Misery mounts as Pakistan drought continues
By Ashraf Khan, AFP
March 13, 2014, 12:10 am TWN
MITHI, Pakistan--Two-month-old Mangal succumbed to pneumonia on Tuesday in Mithi, southeast Pakistan, the latest victim of a deadly web of drought, disease and malnutrition in one of the country's most deprived regions.
Her father Buru had held a plastic tube supplying oxygen into her tiny nostrils all night, but his silent prayers were not enough.
She died in a government hospital in Mithi, the main town of Tharparkar district, becoming one of at least 67 children to die of poverty-driven disease in the area since December.
“She was in a very serious condition and we had advised her father to get her to a bigger hospital in Hyderabad city,” Doctor Mohanlal Khatri told AFP at the Mithi hospital.
“Most of the children are brought here with pneumonia, diarrhea, low birth weight and neonatal sepsis.”
The unfolding tragedy has grabbed the attention of the national media but aid remains scarce, a day after Prime Minister Nawaz Sharif and Bilawal Bhutto-Zardari, son of the late premier Benazir Bhutto, visited the area.

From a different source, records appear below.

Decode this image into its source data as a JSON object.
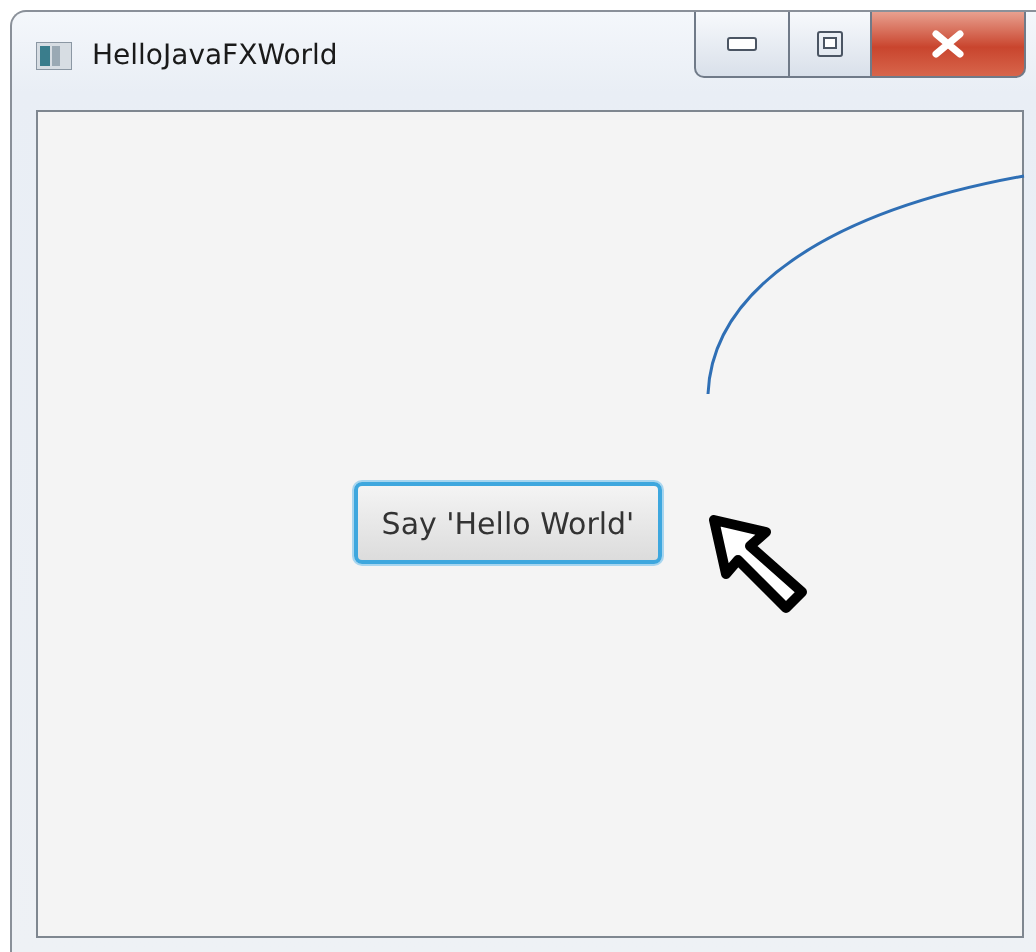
{
  "window": {
    "title": "HelloJavaFXWorld"
  },
  "button": {
    "label": "Say 'Hello World'",
    "focused": true
  }
}
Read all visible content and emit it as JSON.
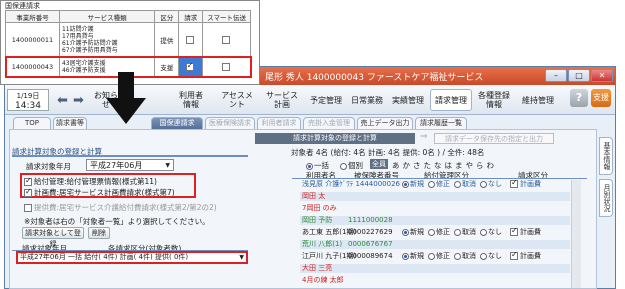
{
  "zoom": {
    "title": "国保連請求",
    "headers": [
      "事業所番号",
      "サービス種類",
      "区分",
      "請求",
      "スマート伝送"
    ],
    "rows": [
      {
        "number": "1400000011",
        "services": [
          "11訪問介護",
          "17用具貸与",
          "61介護予防訪問介護",
          "67介護予防用具貸与"
        ],
        "kubun": "提供",
        "seikyu": false,
        "smart": false
      },
      {
        "number": "1400000043",
        "services": [
          "43居宅介護支援",
          "46介護予防支援"
        ],
        "kubun": "支援",
        "seikyu": true,
        "smart": false
      }
    ]
  },
  "window": {
    "title": "尾形 秀人 1400000043 ファーストケア福祉サービス",
    "clock": {
      "date": "1/19日",
      "time": "14:34"
    }
  },
  "menu": {
    "items": [
      "お知らせ",
      "利用者情報",
      "アセスメント",
      "サービス計画",
      "予定管理",
      "日常業務",
      "実績管理",
      "請求管理",
      "各種登録情報",
      "維持管理"
    ],
    "help": "?",
    "support": "支援"
  },
  "tabs": [
    "TOP",
    "請求書等",
    "国保連請求",
    "医療保険請求",
    "利用者請求",
    "売掛入金管理",
    "売上データ出力",
    "請求履歴一覧"
  ],
  "left": {
    "header": "請求計算対象の登録と計算",
    "target_month_label": "請求対象年月",
    "target_month": "平成27年06月",
    "check1": "給付管理:給付管理票情報(様式第11)",
    "check2": "計画費:居宅サービス計画費請求(様式第7)",
    "check3": "提供費:居宅サービス介護給付費請求(様式第2/第2の2)",
    "note": "※対象者は右の「対象者一覧」より選択してください。",
    "register_button": "請求対象として登録",
    "delete_button": "削除",
    "list_col1": "請求対象年月",
    "list_col2": "各請求区分(対象者数)",
    "selected_row": "平成27年06月 一括 給付( 4件) 計画( 4件) 提供( 0件)"
  },
  "center": {
    "header": "請求計算対象の登録と計算",
    "arrow": "⇒",
    "next_step": "請求データ保存先の指定と出力"
  },
  "right": {
    "summary": "対象者 4名 (給付: 4名 計画: 4名 提供: 0名 ) / 全件: 48名",
    "radio_all": "一括",
    "radio_indiv": "個別",
    "kana_all": "全員",
    "kana": "あかさたなはまやらわ",
    "col_name": "利用者名",
    "col_number": "被保険者番号",
    "col_kyufu": "給付管理区分",
    "col_kubun": "請求区分",
    "rows": [
      {
        "name": "浅見原 介護ｹﾞﾜﾃ 1444000026",
        "number": "",
        "kyufu": "新規",
        "plan": true,
        "style": "blue"
      },
      {
        "name": "岡田 太",
        "number": "",
        "kyufu": "",
        "plan": false,
        "style": "red"
      },
      {
        "name": "7岡田 のみ",
        "number": "",
        "kyufu": "",
        "plan": false,
        "style": "red"
      },
      {
        "name": "岡田 予防",
        "number": "1111000028",
        "kyufu": "",
        "plan": false,
        "style": "green"
      },
      {
        "name": "あ工東 五郎(1期)",
        "number": "0000227629",
        "kyufu": "新規",
        "plan": true,
        "style": ""
      },
      {
        "name": "荒川 八郎(1)",
        "number": "0000676767",
        "kyufu": "",
        "plan": false,
        "style": "green"
      },
      {
        "name": "江戸川 九子(1期)",
        "number": "0000089674",
        "kyufu": "新規",
        "plan": true,
        "style": ""
      },
      {
        "name": "大田 三亮",
        "number": "",
        "kyufu": "",
        "plan": false,
        "style": "red"
      },
      {
        "name": "4月の練 太郎",
        "number": "",
        "kyufu": "",
        "plan": false,
        "style": "red"
      }
    ],
    "options": [
      "新規",
      "修正",
      "取消",
      "なし"
    ],
    "plan_label": "計画費"
  },
  "side": {
    "tab1": "基本情報",
    "tab2": "月別状況"
  },
  "colors": {
    "accent": "#e02020",
    "title_bar": "#c74a2a",
    "menu": "#dfe6ef"
  }
}
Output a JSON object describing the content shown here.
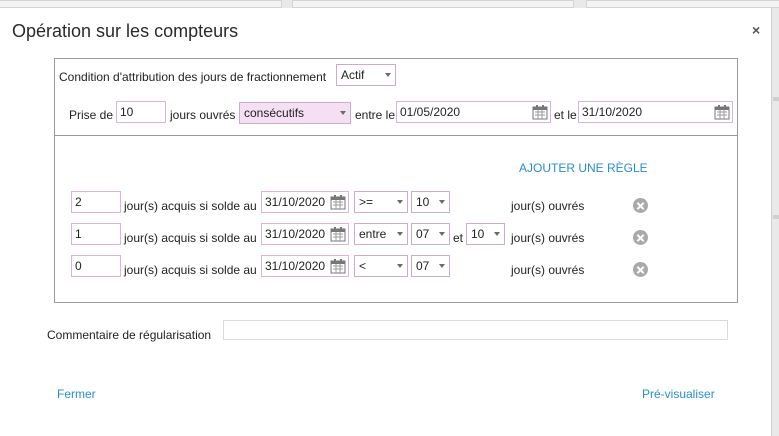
{
  "dialog": {
    "title": "Opération sur les compteurs",
    "close_symbol": "×"
  },
  "condition": {
    "label": "Condition d'attribution des jours de fractionnement",
    "value": "Actif"
  },
  "prise": {
    "label_before": "Prise de",
    "days_value": "10",
    "label_days": "jours ouvrés",
    "mode_value": "consécutifs",
    "label_between": "entre le",
    "start_date": "01/05/2020",
    "label_and": "et le",
    "end_date": "31/10/2020"
  },
  "rules": {
    "add_label": "AJOUTER UNE RÈGLE",
    "acquired_label": "jour(s) acquis si solde au",
    "unit_label": "jour(s) ouvrés",
    "and_label": "et",
    "items": [
      {
        "days": "2",
        "date": "31/10/2020",
        "operator": ">=",
        "value1": "10",
        "value2": ""
      },
      {
        "days": "1",
        "date": "31/10/2020",
        "operator": "entre",
        "value1": "07",
        "value2": "10"
      },
      {
        "days": "0",
        "date": "31/10/2020",
        "operator": "<",
        "value1": "07",
        "value2": ""
      }
    ]
  },
  "comment": {
    "label": "Commentaire de régularisation",
    "value": ""
  },
  "footer": {
    "close_label": "Fermer",
    "preview_label": "Pré-visualiser"
  },
  "icons": {
    "calendar": "calendar-icon",
    "remove": "remove-circle-icon",
    "close": "close-icon",
    "dropdown": "chevron-down-icon"
  },
  "colors": {
    "link": "#2a8ec9",
    "input_border": "#d7b6d7",
    "select_highlight": "#f4dff4"
  }
}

Thar desert, which begins around 300 kilometers east of Karachi and runs up to the border with India, is dominated by subsistence farmers who depend on beans, wheat, and sesame seeds for survival, bartering surplus in exchange for livestock.
It has been hit by a rainfall deficit of roughly 30 percent between March 2013 and February this year, according to government data, with the worst-hit towns of Diplo, Chacro and Islamkot barely touched by a drop of water for months.

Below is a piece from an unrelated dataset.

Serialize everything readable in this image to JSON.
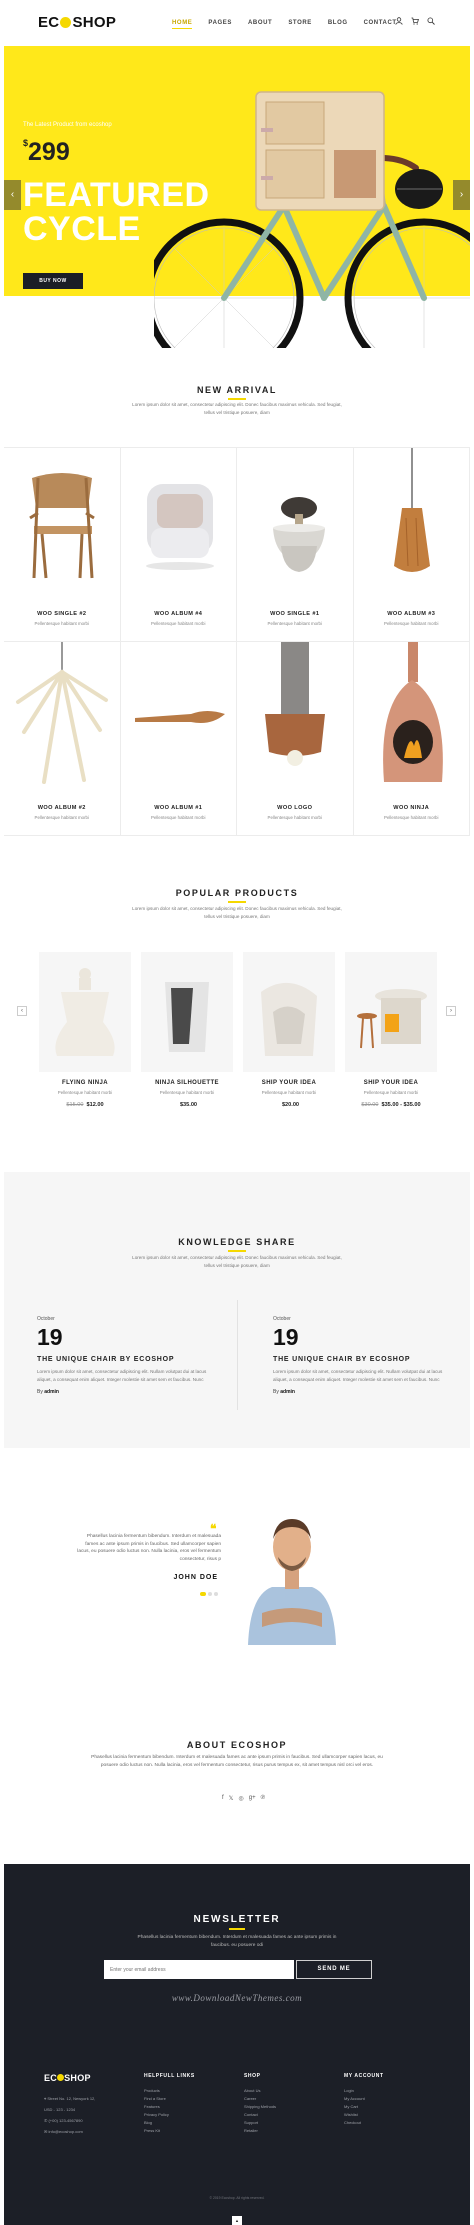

At an army-run camp in Mithi, women dressed in the yellow, red and blue dress typical of the region's Hindu community, waited in a line for relief which many said was hard to come by.

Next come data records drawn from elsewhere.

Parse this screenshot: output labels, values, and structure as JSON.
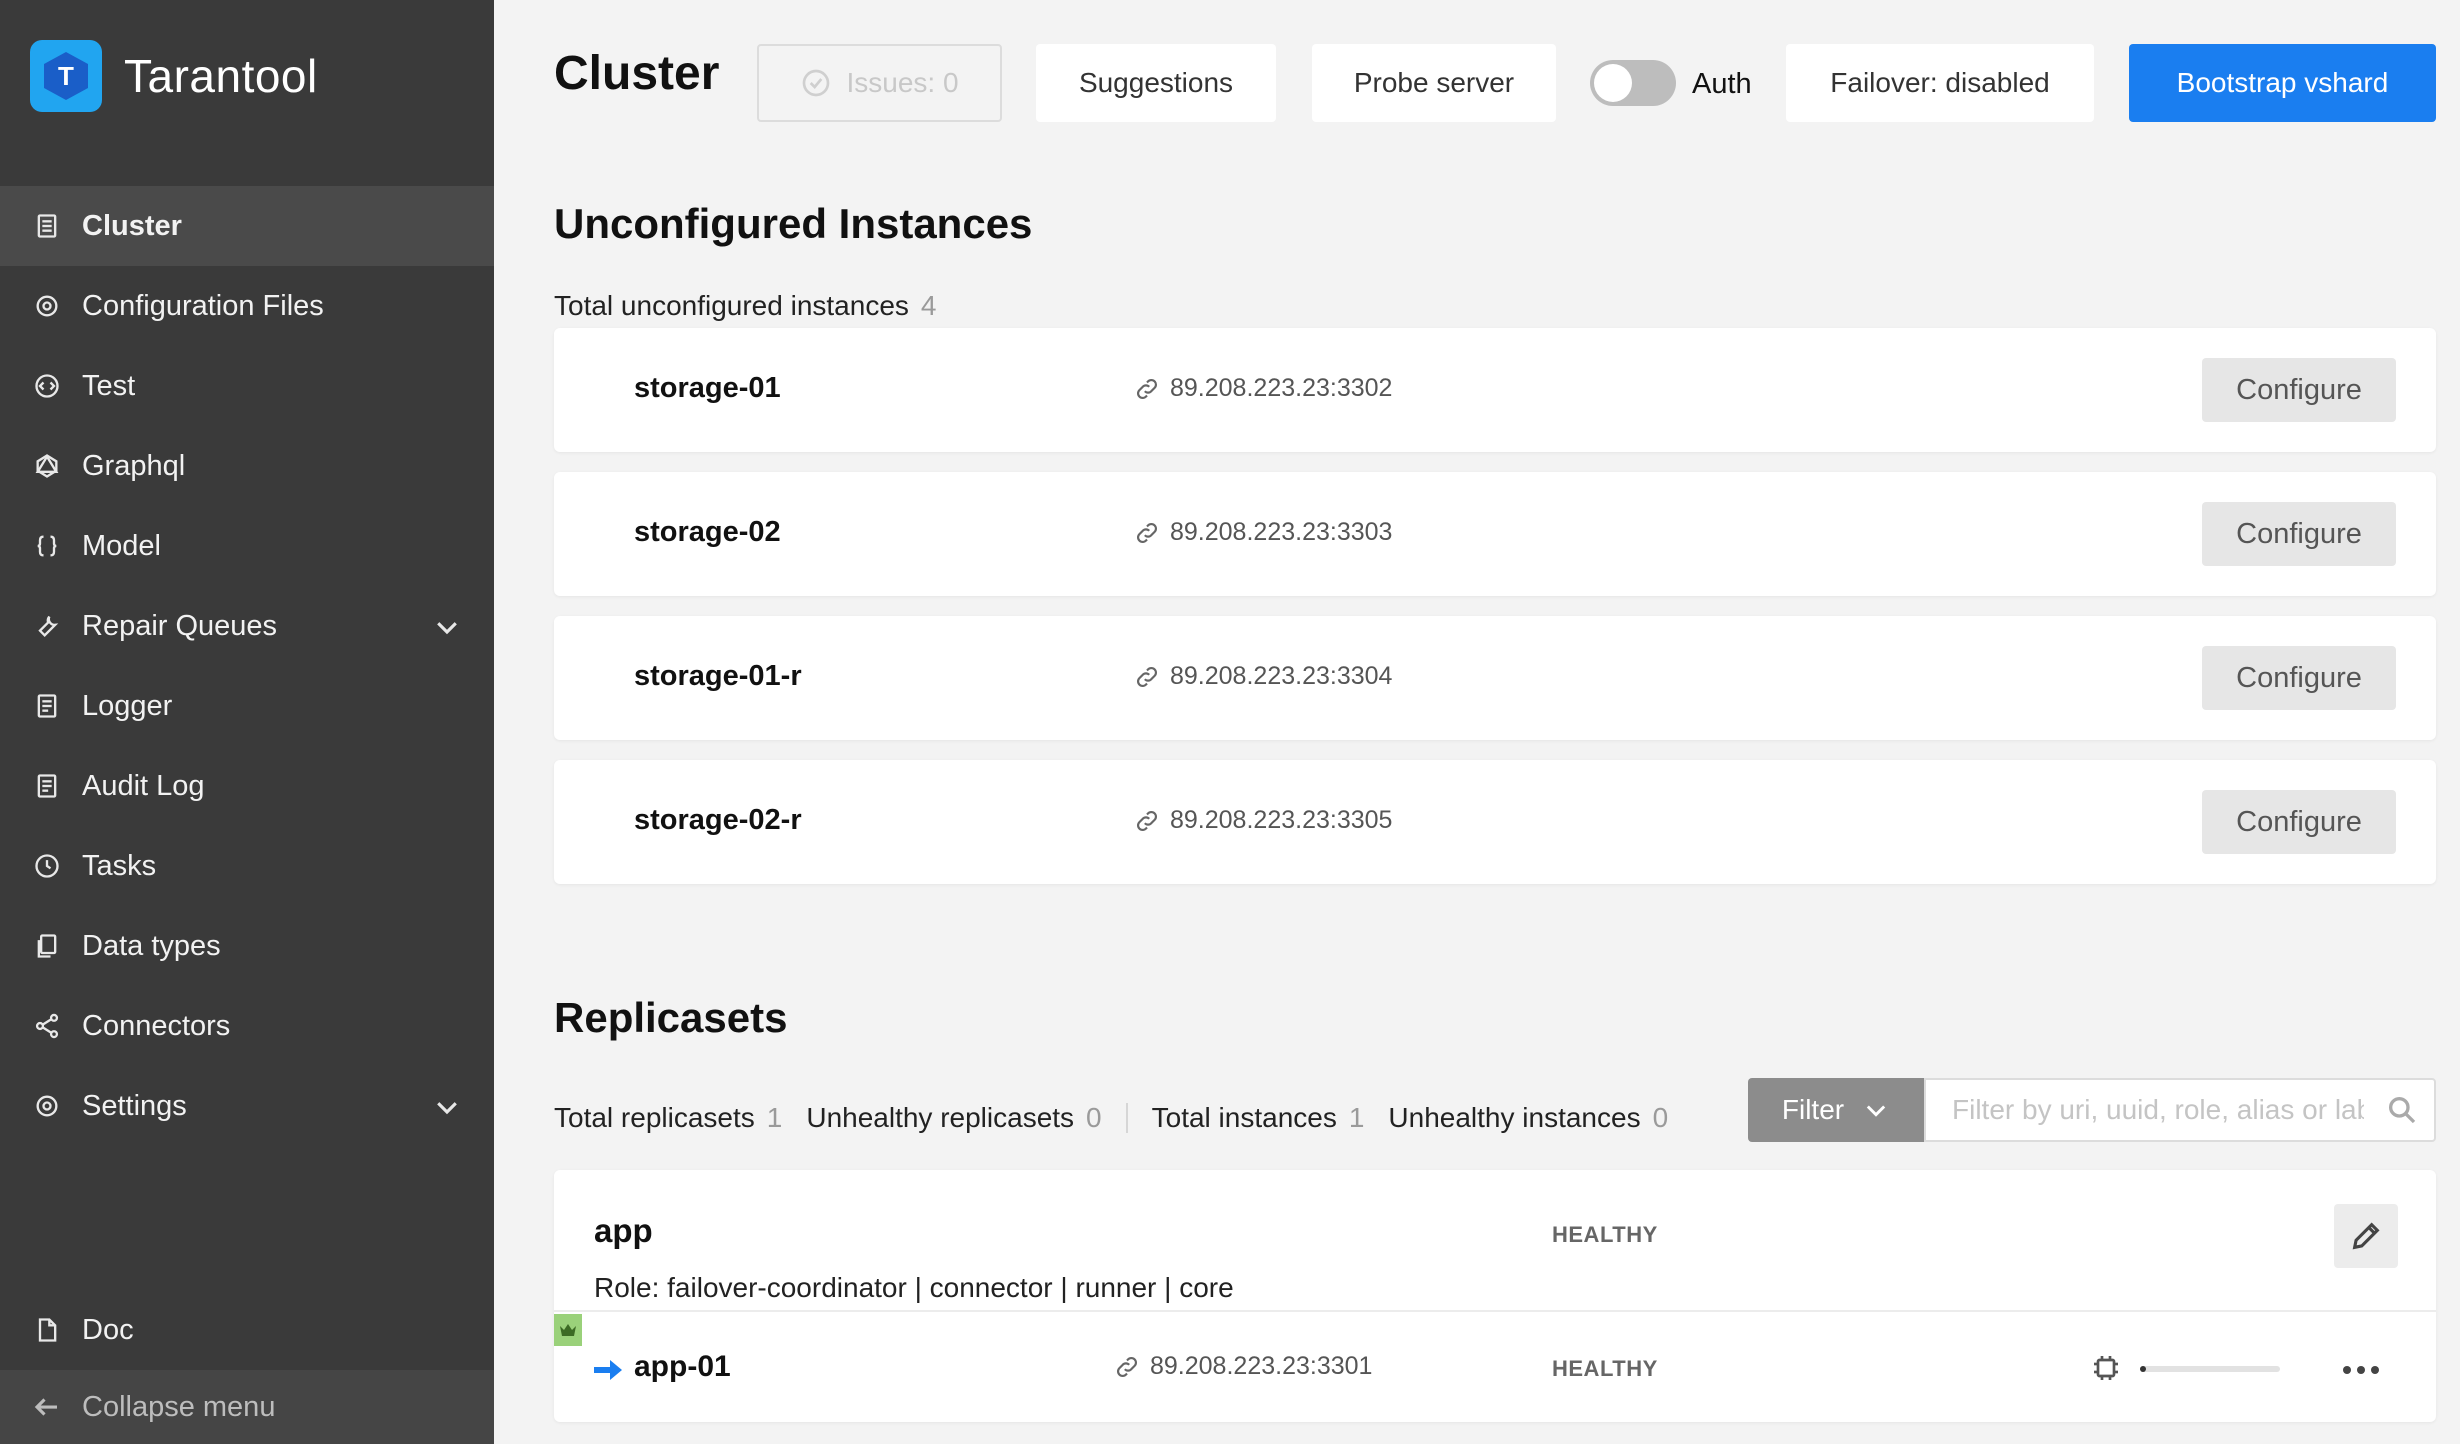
{
  "sidebar": {
    "brand": "Tarantool",
    "items": [
      {
        "label": "Cluster",
        "icon": "cluster-icon",
        "active": true
      },
      {
        "label": "Configuration Files",
        "icon": "gear-icon"
      },
      {
        "label": "Test",
        "icon": "code-icon"
      },
      {
        "label": "Graphql",
        "icon": "graphql-icon"
      },
      {
        "label": "Model",
        "icon": "braces-icon"
      },
      {
        "label": "Repair Queues",
        "icon": "wrench-icon",
        "expandable": true
      },
      {
        "label": "Logger",
        "icon": "document-icon"
      },
      {
        "label": "Audit Log",
        "icon": "document-icon"
      },
      {
        "label": "Tasks",
        "icon": "clock-icon"
      },
      {
        "label": "Data types",
        "icon": "files-icon"
      },
      {
        "label": "Connectors",
        "icon": "share-icon"
      },
      {
        "label": "Settings",
        "icon": "gear-icon",
        "expandable": true
      }
    ],
    "doc": "Doc",
    "collapse": "Collapse menu"
  },
  "header": {
    "title": "Cluster",
    "issues": "Issues: 0",
    "suggestions": "Suggestions",
    "probe": "Probe server",
    "auth_label": "Auth",
    "auth_enabled": false,
    "failover": "Failover: disabled",
    "bootstrap": "Bootstrap vshard"
  },
  "unconfigured": {
    "title": "Unconfigured Instances",
    "total_label": "Total unconfigured instances",
    "total": "4",
    "configure_label": "Configure",
    "instances": [
      {
        "name": "storage-01",
        "uri": "89.208.223.23:3302"
      },
      {
        "name": "storage-02",
        "uri": "89.208.223.23:3303"
      },
      {
        "name": "storage-01-r",
        "uri": "89.208.223.23:3304"
      },
      {
        "name": "storage-02-r",
        "uri": "89.208.223.23:3305"
      }
    ]
  },
  "replicasets": {
    "title": "Replicasets",
    "stats": [
      {
        "label": "Total replicasets",
        "value": "1"
      },
      {
        "label": "Unhealthy replicasets",
        "value": "0"
      },
      {
        "label": "Total instances",
        "value": "1"
      },
      {
        "label": "Unhealthy instances",
        "value": "0"
      }
    ],
    "filter_label": "Filter",
    "filter_placeholder": "Filter by uri, uuid, role, alias or labels",
    "items": [
      {
        "name": "app",
        "status": "HEALTHY",
        "role": "Role: failover-coordinator | connector | runner | core",
        "servers": [
          {
            "name": "app-01",
            "uri": "89.208.223.23:3301",
            "status": "HEALTHY",
            "memory_usage": 0.04,
            "leader": true
          }
        ]
      }
    ]
  },
  "colors": {
    "accent": "#1a7ef0",
    "sidebar": "#3a3a3a",
    "logo": "#21a5f0",
    "leader": "#9ad17a"
  }
}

“Please get me a food permit, I have been coming here since yesterday but in vain,” one woman pleaded.
Hindus, a small minority in Pakistan's overwhelmingly Muslim population of 180 million, have been the worst affected by what is happening in Tharparkar.
“Of all the children we treated 75 percent were from the Hindu community,” said Khatri, the doctor in Mithi.